Spotify is a platform that functions as both an archive and as a site of media archaeology. This intriguing combination speaks to the rapid change to what ‘archive’ means and what qualifies as one in the digital era. As major music streaming platforms like Spotify continue to delve deeper into data aggregation and analytics to shape what they show users, we must be mindful of the role these platforms play in the shaping and recording of histories, even if it is in the form of seemingly trivial playlists. Music is a large part of how we remember our lives, our relationships, and the past in general. Despite the transformation of physical mixtapes into digital playlists, this archival work remains a meaningful practice. We should be sure that the archival and archaeological nature of platforms like Spotify stay in a place where they serve us and help us to preserve our ever-changing media practices.
“All Out 00s.” Spotify, Spotify, Accessed 5 Mar. 2021, https://open.spotify.com/playlist/37i9dQZF1DX4o1oenSJRJd?si=Ni9UTGHnRo6zhwwke2dhw
Benjamin, Walter. The Work of Art in the Age of Mechanical Reproduction. Translated by Harry Zohn, 1935.
Ciocca, Sophia. “How Does Spotify Know You So Well?” Medium, Medium, 5 Apr. 2018, https://medium.com/s/story/spotifys-discover-weekly-how-machine-learning-finds-your-new-music-19a41ab76efe.
Eriksson, Maria, Fleischer, Rasmus, Johansson, Anna, Snickars, Pelle, and Vonderau, Patrick. “Where Is Spotify?”, Spotify Teardown: Inside the Black Box of Streaming Music, MIT Press, 2019.
“Company Info.” For the Record, Spotify , 31 Dec. 2020, https://newsroom.spotify.com/company-info/.
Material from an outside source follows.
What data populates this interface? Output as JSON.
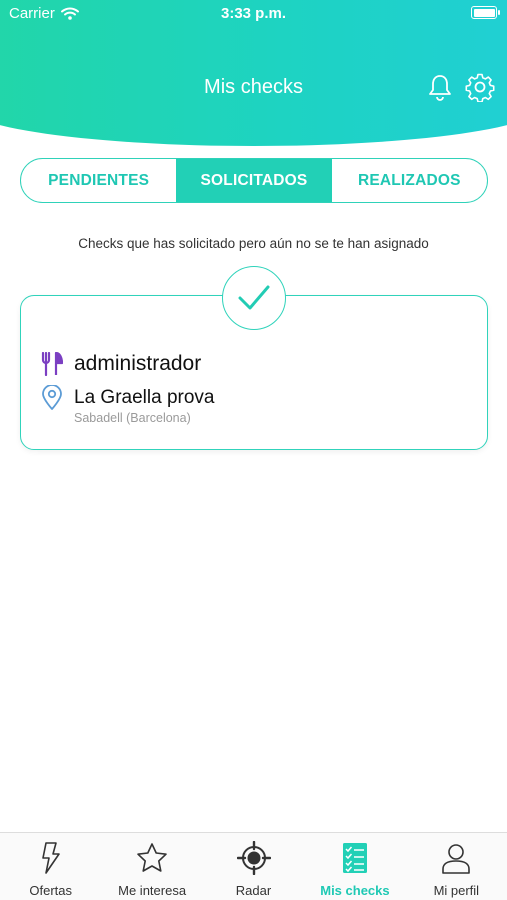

Emily Van Ryn is a writer and artist originally from Minneapolis, Minnesota. Emily’s interests lay in both the spiritual and emotional experience of non-normative identity in hegemonic societies.